We also wanted to be able to see the sets side to side and avoid the floor and walls off sets, so shooting wide screen in a 2.40 aspect ratio was the best option, which also saved significant drive space since we were shooting on RED in both 8K on a Helium and 6K on a Komodo. First row was generally shot with a wider angle 18-35mm Sigma Cine lens and the fifth-row perspective was with a 50mm. There were a few times when our main character, Toni, falls into a moment of extreme anxiety and there were some time shifts that, again, wouldn’t be possible in a normal, staged production. After a few conversations with Matt and trying a few things, we went with one take, handheld shots with some visual tricks for editing time shifts. There were also musical moments when we would see from behind sets and a climactic scene when we reveal all of the sets, and Toni’s word, for the first time.
I also worked with lighting designer Kevin Dreyer, to augment the theatrical lighting for digital video and make some changes for composition using mounted lights behind the set for color and balance. Filming in RED raw allowed me to bring down the walls in the background and really work with the color shifts that would happen based upon characters and emotions in any given scene.
All of this took place over the course of eleven days, with COVID protocols in place. Ventilation tests were done with running fans on the floor and masks were only off during performances. The cast was like a sports team, tested on a regular basis and playing together on a stage rather than a court in an arena. Filming began in early March and ran into April with private showings by mid-May. That’s a feature length film shot and edited, to a certain degree, in about two months! The talent of the production team and cast really made this production possible and enjoyable and a new experience translating theatre to film.

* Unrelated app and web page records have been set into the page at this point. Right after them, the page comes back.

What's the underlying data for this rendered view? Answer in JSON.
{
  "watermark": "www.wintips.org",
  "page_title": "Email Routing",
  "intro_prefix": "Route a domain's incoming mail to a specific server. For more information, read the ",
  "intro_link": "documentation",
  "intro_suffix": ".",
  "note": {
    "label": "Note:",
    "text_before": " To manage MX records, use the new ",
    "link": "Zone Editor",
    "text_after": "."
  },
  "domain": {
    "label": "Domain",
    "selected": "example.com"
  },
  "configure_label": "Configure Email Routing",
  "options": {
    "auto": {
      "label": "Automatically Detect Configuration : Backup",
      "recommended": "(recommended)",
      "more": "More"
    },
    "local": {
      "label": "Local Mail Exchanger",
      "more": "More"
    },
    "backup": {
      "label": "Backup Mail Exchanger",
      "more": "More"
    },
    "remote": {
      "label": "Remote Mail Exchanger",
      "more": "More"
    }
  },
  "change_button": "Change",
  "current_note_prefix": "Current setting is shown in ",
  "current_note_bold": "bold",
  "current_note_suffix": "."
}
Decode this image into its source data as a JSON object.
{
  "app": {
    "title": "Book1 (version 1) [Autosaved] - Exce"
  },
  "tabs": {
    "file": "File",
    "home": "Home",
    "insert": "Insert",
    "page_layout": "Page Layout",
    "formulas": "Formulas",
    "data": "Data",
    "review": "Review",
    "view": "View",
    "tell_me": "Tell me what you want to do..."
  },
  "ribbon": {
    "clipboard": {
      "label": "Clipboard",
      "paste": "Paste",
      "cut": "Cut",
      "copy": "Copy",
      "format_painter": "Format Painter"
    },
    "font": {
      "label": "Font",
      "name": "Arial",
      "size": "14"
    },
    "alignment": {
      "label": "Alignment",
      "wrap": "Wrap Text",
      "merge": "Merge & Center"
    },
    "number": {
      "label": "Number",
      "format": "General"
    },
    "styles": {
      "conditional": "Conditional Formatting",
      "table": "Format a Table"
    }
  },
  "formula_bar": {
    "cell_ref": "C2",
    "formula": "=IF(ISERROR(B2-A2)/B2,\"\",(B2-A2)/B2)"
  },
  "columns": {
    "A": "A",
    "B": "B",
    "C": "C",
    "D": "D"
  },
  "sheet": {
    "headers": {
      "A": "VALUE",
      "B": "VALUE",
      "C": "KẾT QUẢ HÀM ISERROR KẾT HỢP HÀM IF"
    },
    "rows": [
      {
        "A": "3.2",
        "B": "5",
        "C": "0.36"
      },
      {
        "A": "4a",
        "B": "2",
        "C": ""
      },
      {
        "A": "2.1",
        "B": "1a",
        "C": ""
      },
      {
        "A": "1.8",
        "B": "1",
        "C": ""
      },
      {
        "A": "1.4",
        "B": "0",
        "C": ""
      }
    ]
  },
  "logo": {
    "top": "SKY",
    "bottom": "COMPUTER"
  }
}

We now begin a film festival run while we continue tweaking the final cut. Veronica and Matt certainly cooked up a recipe for success that need to be seen and heard by a much larger audience.

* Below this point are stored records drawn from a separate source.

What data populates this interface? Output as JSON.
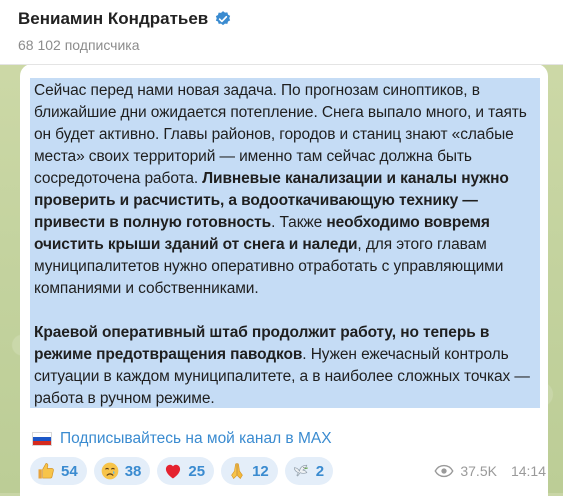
{
  "header": {
    "channel_name": "Вениамин Кондратьев",
    "subscribers": "68 102 подписчика",
    "verified_color": "#3a8bd0"
  },
  "message": {
    "p1_t1": "Сейчас перед нами новая задача. По прогнозам синоптиков, в ближайшие дни ожидается потепление. Снега выпало много, и таять он будет активно. Главы районов, городов и станиц знают «слабые места» своих территорий — именно там сейчас должна быть сосредоточена работа. ",
    "p1_b1": "Ливневые канализации и каналы нужно проверить и расчистить, а водооткачивающую технику — привести в полную готовность",
    "p1_t2": ". Также ",
    "p1_b2": "необходимо вовремя очистить крыши зданий от снега и наледи",
    "p1_t3": ", для этого главам муниципалитетов нужно оперативно отработать с управляющими компаниями и собственниками.",
    "p2_b1": "Краевой оперативный штаб продолжит работу, но теперь в режиме предотвращения паводков",
    "p2_t1": ". Нужен ежечасный контроль ситуации в каждом муниципалитете, а в наиболее сложных точках — работа в ручном режиме.",
    "highlight_color": "#c5dcf5"
  },
  "promo": {
    "flag_icon": "russia-flag-icon",
    "link_text": "Подписывайтесь на мой канал в MAX",
    "link_color": "#3a8bd0"
  },
  "reactions": [
    {
      "icon": "thumbs-up-icon",
      "count": "54"
    },
    {
      "icon": "crying-face-icon",
      "count": "38"
    },
    {
      "icon": "red-heart-icon",
      "count": "25"
    },
    {
      "icon": "folded-hands-icon",
      "count": "12"
    },
    {
      "icon": "dove-icon",
      "count": "2"
    }
  ],
  "meta": {
    "views": "37.5K",
    "time": "14:14",
    "views_icon": "eye-icon"
  }
}
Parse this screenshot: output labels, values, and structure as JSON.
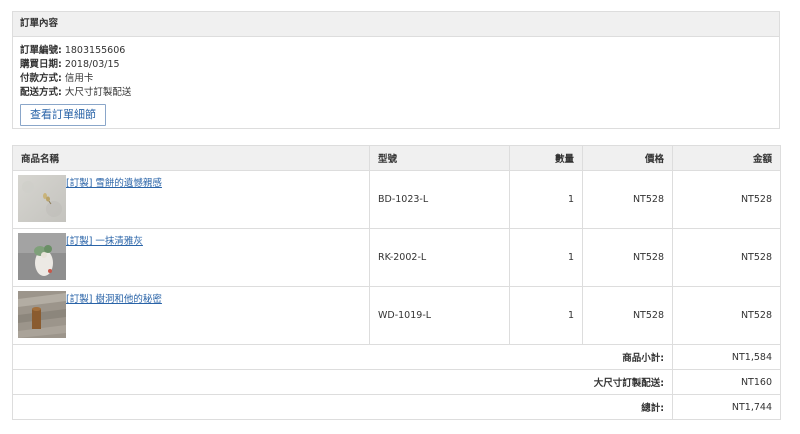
{
  "order_panel": {
    "title": "訂單內容",
    "lines": [
      {
        "label": "訂單編號:",
        "value": "1803155606"
      },
      {
        "label": "購買日期:",
        "value": "2018/03/15"
      },
      {
        "label": "付款方式:",
        "value": "信用卡"
      },
      {
        "label": "配送方式:",
        "value": "大尺寸訂製配送"
      }
    ],
    "details_button": "查看訂單細節"
  },
  "items_table": {
    "headers": {
      "name": "商品名稱",
      "model": "型號",
      "qty": "數量",
      "price": "價格",
      "amount": "金額"
    },
    "rows": [
      {
        "name": "[訂製] 雪餅的遺憾親感",
        "model": "BD-1023-L",
        "qty": "1",
        "price": "NT528",
        "amount": "NT528",
        "thumb": "thumb-white-wall-dried-flower"
      },
      {
        "name": "[訂製] 一抹清雅灰",
        "model": "RK-2002-L",
        "qty": "1",
        "price": "NT528",
        "amount": "NT528",
        "thumb": "thumb-white-bouquet"
      },
      {
        "name": "[訂製] 樹洞和他的秘密",
        "model": "WD-1019-L",
        "qty": "1",
        "price": "NT528",
        "amount": "NT528",
        "thumb": "thumb-wood-floor"
      }
    ],
    "summary": [
      {
        "label": "商品小計:",
        "value": "NT1,584"
      },
      {
        "label": "大尺寸訂製配送:",
        "value": "NT160"
      },
      {
        "label": "總計:",
        "value": "NT1,744"
      }
    ]
  }
}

William is currently a Professor of the Practice in Filmmaking at the University of Notre Dame and also serves as Creative Director for the Office of Digital Learning. His courses involve narrative digital cinema production as well as visual research in anthropology stemming from his documentary work off the coast of Ireland and local barns in Indiana. He forged careers in academia, cinematography and directing winning awards for both teaching and filmmaking. His work includes a project in Thailand profiling the work of architect Ong-ard Satrabhandhu. More of his work and continuing adventures can be seen at williamdonaruma.com.